3) My job is downright fun and lets me be creative. After all, I’m writing a blog post aren’t I? For those of you who love writing and producing things, you get to do that as a student worker! Also, at the beginning of each month the student employees take turns building displays on the second floor using the books from our Children’s Literature collection. If you haven’t yet seen the one for February, the theme is Black History Month—you should go check it out! I personally get to work on the display for the month of March, and I need to come up with a theme… any suggestions?

4) Working in the library doesn’t mean I’m stuck handling with old, dusty books from the 1950s all day. Okay, there are SOME old books from the 1950s, but our reference librarians collaborate with your instructors and work on purchasing the newest, latest, and greatest materials in relation to your classes. As a circulation specialist I get to process and display all of the new books that arrive, and this is the most fun part of my job! We have an amazing and diverse collection of books with over 90,000 physical titles. And did I mention the UW Library system has around 9 million print volumes? Ya, as a student worker you get to handle a lot of books, and it’s totally awesome.

5) This job has helped me become a more detail-oriented person through daily use of the Library of Congress call number system. What is this fancy, odd, call number system? Well, if you take a look at the spine of any of the books in our library collection, you will notice a series of numbers and letters. That’s what we call a number, and all of the books in the library are organized in accordance to their unique number sequence. How can learning the call number system help you later in life? Aside from building you numerical and alphabetical skills (I know it sounds silly because most of us learned how to count and alphabetize in kindergarten, but trust me, you actually CAN improve on those skills), detail oriented tasks are part of every job/career out there! My passion is to be a teacher and work with people—not call numbers—but the principles and applications I’ve learned through working with call numbers have helped me become so much more perceptive in other areas of my life.

6) A final thing I want to highlight is that I get to be mobile!
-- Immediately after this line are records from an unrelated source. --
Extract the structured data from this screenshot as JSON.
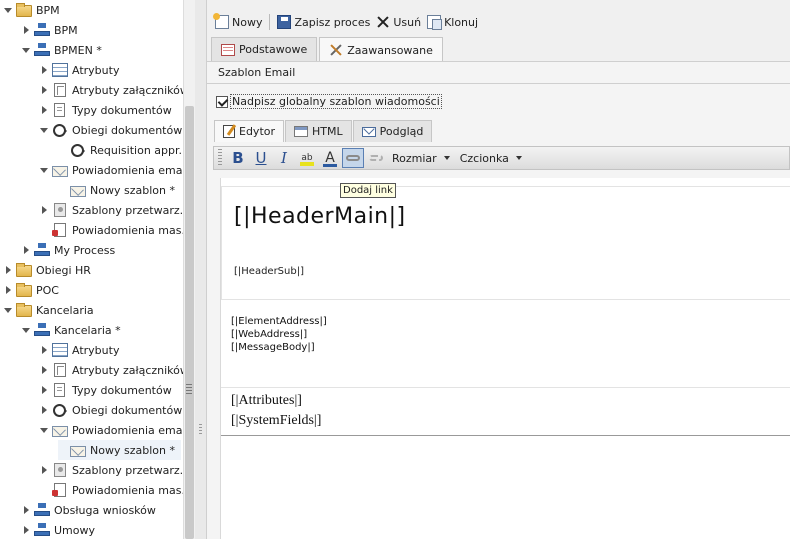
{
  "tree": [
    {
      "label": "BPM",
      "icon": "folder-icon",
      "state": "expanded",
      "indent": 0
    },
    {
      "label": "BPM",
      "icon": "process-icon",
      "state": "collapsed",
      "indent": 1
    },
    {
      "label": "BPMEN *",
      "icon": "process-icon",
      "state": "expanded",
      "indent": 1
    },
    {
      "label": "Atrybuty",
      "icon": "table-icon",
      "state": "collapsed",
      "indent": 2
    },
    {
      "label": "Atrybuty załączników",
      "icon": "attachment-icon",
      "state": "collapsed",
      "indent": 2
    },
    {
      "label": "Typy dokumentów",
      "icon": "document-icon",
      "state": "collapsed",
      "indent": 2
    },
    {
      "label": "Obiegi dokumentów",
      "icon": "cycle-icon",
      "state": "expanded",
      "indent": 2
    },
    {
      "label": "Requisition appr...",
      "icon": "cycle-icon",
      "state": "none",
      "indent": 3
    },
    {
      "label": "Powiadomienia email",
      "icon": "mail-icon",
      "state": "expanded",
      "indent": 2
    },
    {
      "label": "Nowy szablon *",
      "icon": "mail-icon",
      "state": "none",
      "indent": 3
    },
    {
      "label": "Szablony przetwarz...",
      "icon": "gear-icon",
      "state": "collapsed",
      "indent": 2
    },
    {
      "label": "Powiadomienia mas...",
      "icon": "notify-icon",
      "state": "none",
      "indent": 2
    },
    {
      "label": "My Process",
      "icon": "process-icon",
      "state": "collapsed",
      "indent": 1
    },
    {
      "label": "Obiegi HR",
      "icon": "folder-icon",
      "state": "collapsed",
      "indent": 0
    },
    {
      "label": "POC",
      "icon": "folder-icon",
      "state": "collapsed",
      "indent": 0
    },
    {
      "label": "Kancelaria",
      "icon": "folder-icon",
      "state": "expanded",
      "indent": 0
    },
    {
      "label": "Kancelaria *",
      "icon": "process-icon",
      "state": "expanded",
      "indent": 1
    },
    {
      "label": "Atrybuty",
      "icon": "table-icon",
      "state": "collapsed",
      "indent": 2
    },
    {
      "label": "Atrybuty załączników",
      "icon": "attachment-icon",
      "state": "collapsed",
      "indent": 2
    },
    {
      "label": "Typy dokumentów",
      "icon": "document-icon",
      "state": "collapsed",
      "indent": 2
    },
    {
      "label": "Obiegi dokumentów",
      "icon": "cycle-icon",
      "state": "collapsed",
      "indent": 2
    },
    {
      "label": "Powiadomienia email",
      "icon": "mail-icon",
      "state": "expanded",
      "indent": 2
    },
    {
      "label": "Nowy szablon *",
      "icon": "mail-icon",
      "state": "none",
      "indent": 3,
      "selected": true
    },
    {
      "label": "Szablony przetwarz...",
      "icon": "gear-icon",
      "state": "collapsed",
      "indent": 2
    },
    {
      "label": "Powiadomienia mas...",
      "icon": "notify-icon",
      "state": "none",
      "indent": 2
    },
    {
      "label": "Obsługa wniosków",
      "icon": "process-icon",
      "state": "collapsed",
      "indent": 1
    },
    {
      "label": "Umowy",
      "icon": "process-icon",
      "state": "collapsed",
      "indent": 1
    }
  ],
  "toolbar": {
    "new_label": "Nowy",
    "save_label": "Zapisz proces",
    "delete_label": "Usuń",
    "clone_label": "Klonuj"
  },
  "tabs": {
    "basic": "Podstawowe",
    "advanced": "Zaawansowane"
  },
  "section": {
    "title": "Szablon Email",
    "override_label": "Nadpisz globalny szablon wiadomości",
    "override_checked": true
  },
  "editor_tabs": {
    "editor": "Edytor",
    "html": "HTML",
    "preview": "Podgląd"
  },
  "format_bar": {
    "bold": "B",
    "underline": "U",
    "italic": "I",
    "highlight": "ab",
    "font_color": "A",
    "size_label": "Rozmiar",
    "font_label": "Czcionka"
  },
  "tooltip": "Dodaj link",
  "template": {
    "header_main": "[|HeaderMain|]",
    "header_sub": "[|HeaderSub|]",
    "element_address": "[|ElementAddress|]",
    "web_address": "[|WebAddress|]",
    "message_body": "[|MessageBody|]",
    "attributes": "[|Attributes|]",
    "system_fields": "[|SystemFields|]"
  }
}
It may look like the circulation students get to sit in a nice comfy chair all day long, but sitting at the main desk is only half of the fun. When I’m not on the desk, you can find me searching the stacks (i.e. the main collection of books on the third floor) for missing books, retrieving books that have been requested, shelving, cleaning, checking study rooms, performing building counts, or working on other miscellaneous tasks. I don’t like being idle for extended periods of time, so having the opportunity to be on my feet and performing different tasks helps keep me active and alert throughout the day.

I absolutely LOVE what I do and I wouldn’t trade this experience for the world. I am so thankful to have had the opportunity to work as a student employee at the circulation desk for the entirety of my four years at UW Bothell. Working alongside some of the friendliest people on campus has been quite the treat. The opportunity to work here has led to building relationships with library staff, reference librarians, and other student workers, and I will eventually leave with so many wonderful memories and lasting friendships. For those of you who are ready to see a new side of the library, build valuable career skills, and have a ton of fun along the way, I highly suggest applying for the position as a student circulation assistant. I look forward to training YOU at your new job!

All the Best,
Kayla